▶ _What you have to do_:
State how many lines in the entries below hold the word "title", with nothing besides the number.
....................
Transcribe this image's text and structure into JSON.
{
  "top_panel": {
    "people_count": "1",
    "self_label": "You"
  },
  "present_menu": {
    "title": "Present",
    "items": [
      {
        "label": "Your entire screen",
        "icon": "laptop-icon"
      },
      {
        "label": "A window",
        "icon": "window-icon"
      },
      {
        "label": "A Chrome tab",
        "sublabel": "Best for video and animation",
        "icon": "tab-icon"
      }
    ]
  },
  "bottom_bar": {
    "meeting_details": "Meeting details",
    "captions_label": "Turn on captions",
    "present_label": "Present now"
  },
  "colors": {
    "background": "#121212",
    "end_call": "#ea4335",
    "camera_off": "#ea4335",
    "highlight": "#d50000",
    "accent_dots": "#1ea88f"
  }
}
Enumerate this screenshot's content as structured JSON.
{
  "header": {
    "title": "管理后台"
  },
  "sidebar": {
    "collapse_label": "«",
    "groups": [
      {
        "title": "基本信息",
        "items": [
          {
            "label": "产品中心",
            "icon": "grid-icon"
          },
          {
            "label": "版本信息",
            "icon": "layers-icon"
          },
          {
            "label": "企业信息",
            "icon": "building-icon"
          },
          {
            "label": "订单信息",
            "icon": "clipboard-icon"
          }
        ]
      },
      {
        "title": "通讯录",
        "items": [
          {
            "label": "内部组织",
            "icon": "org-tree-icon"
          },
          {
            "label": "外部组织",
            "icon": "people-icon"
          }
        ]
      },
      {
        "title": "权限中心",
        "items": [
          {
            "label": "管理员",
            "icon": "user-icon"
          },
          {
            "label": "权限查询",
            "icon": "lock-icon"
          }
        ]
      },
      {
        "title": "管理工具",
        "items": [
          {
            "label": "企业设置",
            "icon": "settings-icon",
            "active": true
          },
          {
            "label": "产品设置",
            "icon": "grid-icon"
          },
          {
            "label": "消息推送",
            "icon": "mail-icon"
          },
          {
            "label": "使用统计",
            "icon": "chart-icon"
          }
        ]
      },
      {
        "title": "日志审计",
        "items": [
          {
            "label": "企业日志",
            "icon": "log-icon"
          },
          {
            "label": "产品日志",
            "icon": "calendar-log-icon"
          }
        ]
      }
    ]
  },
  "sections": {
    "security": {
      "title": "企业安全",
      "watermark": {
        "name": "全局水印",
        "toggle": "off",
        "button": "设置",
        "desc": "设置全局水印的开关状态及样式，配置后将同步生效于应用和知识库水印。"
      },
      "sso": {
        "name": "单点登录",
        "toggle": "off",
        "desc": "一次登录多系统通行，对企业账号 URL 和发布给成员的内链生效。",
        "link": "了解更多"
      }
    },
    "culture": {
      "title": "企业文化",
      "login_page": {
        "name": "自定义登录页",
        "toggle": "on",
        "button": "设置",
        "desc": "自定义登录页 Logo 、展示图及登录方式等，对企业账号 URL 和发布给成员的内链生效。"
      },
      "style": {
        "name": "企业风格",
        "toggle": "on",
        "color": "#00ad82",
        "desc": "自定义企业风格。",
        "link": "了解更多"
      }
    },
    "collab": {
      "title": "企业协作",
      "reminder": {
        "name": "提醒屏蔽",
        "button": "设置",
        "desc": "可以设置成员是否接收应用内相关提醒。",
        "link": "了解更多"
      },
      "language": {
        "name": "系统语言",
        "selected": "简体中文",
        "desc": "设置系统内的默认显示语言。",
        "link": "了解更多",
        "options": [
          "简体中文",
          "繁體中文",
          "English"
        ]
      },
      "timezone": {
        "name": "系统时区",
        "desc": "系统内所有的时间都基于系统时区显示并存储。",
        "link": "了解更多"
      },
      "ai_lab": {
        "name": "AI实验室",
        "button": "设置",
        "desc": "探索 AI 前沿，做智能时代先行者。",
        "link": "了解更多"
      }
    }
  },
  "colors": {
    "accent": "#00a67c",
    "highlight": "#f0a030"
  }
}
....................
▶ _Written response_:
10